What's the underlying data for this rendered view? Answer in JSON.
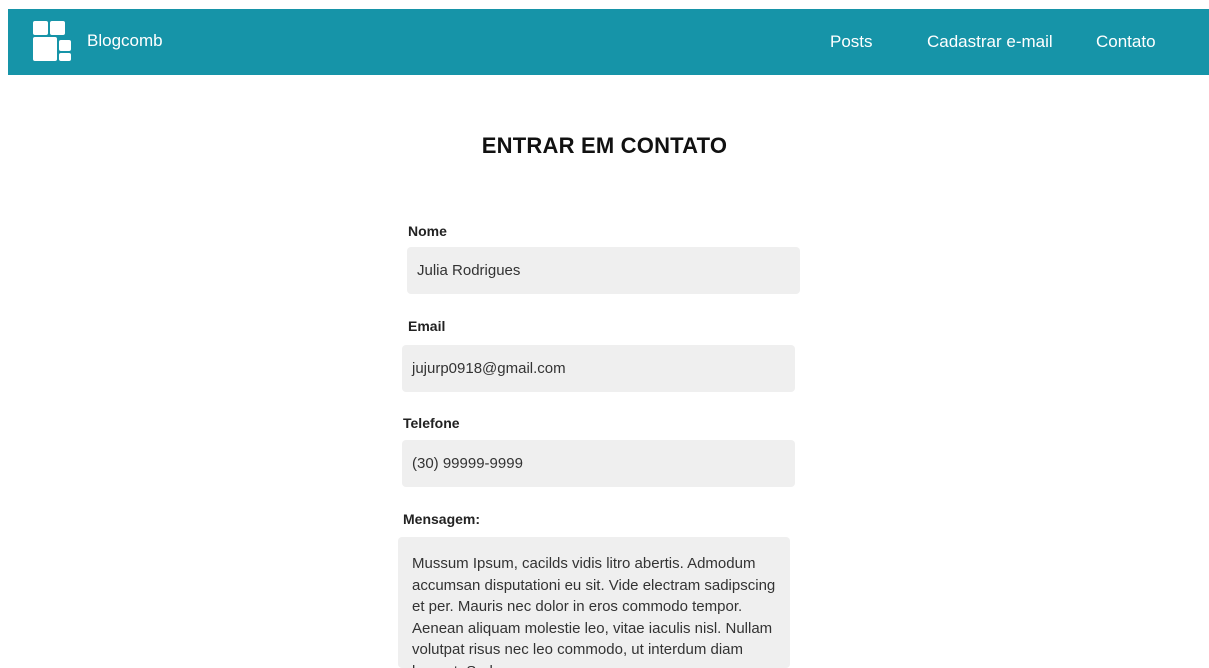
{
  "header": {
    "brand": "Blogcomb",
    "nav": [
      {
        "label": "Posts"
      },
      {
        "label": "Cadastrar e-mail"
      },
      {
        "label": "Contato"
      }
    ],
    "bg_color": "#1694a8"
  },
  "main": {
    "title": "ENTRAR EM CONTATO"
  },
  "form": {
    "name_label": "Nome",
    "name_value": "Julia Rodrigues",
    "email_label": "Email",
    "email_value": "jujurp0918@gmail.com",
    "phone_label": "Telefone",
    "phone_value": "(30) 99999-9999",
    "message_label": "Mensagem:",
    "message_value": "Mussum Ipsum, cacilds vidis litro abertis. Admodum accumsan disputationi eu sit. Vide electram sadipscing et per. Mauris nec dolor in eros commodo tempor. Aenean aliquam molestie leo, vitae iaculis nisl. Nullam volutpat risus nec leo commodo, ut interdum diam laoreet. Sed..."
  }
}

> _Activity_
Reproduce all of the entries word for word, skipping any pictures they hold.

> _Result of the exercise_
What's the underlying data for this rendered view? Answer in JSON.
{
  "header": {
    "brand": "Blogcomb",
    "nav": [
      {
        "label": "Posts"
      },
      {
        "label": "Cadastrar e-mail"
      },
      {
        "label": "Contato"
      }
    ],
    "bg_color": "#1694a8"
  },
  "main": {
    "title": "ENTRAR EM CONTATO"
  },
  "form": {
    "name_label": "Nome",
    "name_value": "Julia Rodrigues",
    "email_label": "Email",
    "email_value": "jujurp0918@gmail.com",
    "phone_label": "Telefone",
    "phone_value": "(30) 99999-9999",
    "message_label": "Mensagem:",
    "message_value": "Mussum Ipsum, cacilds vidis litro abertis. Admodum accumsan disputationi eu sit. Vide electram sadipscing et per. Mauris nec dolor in eros commodo tempor. Aenean aliquam molestie leo, vitae iaculis nisl. Nullam volutpat risus nec leo commodo, ut interdum diam laoreet. Sed..."
  }
}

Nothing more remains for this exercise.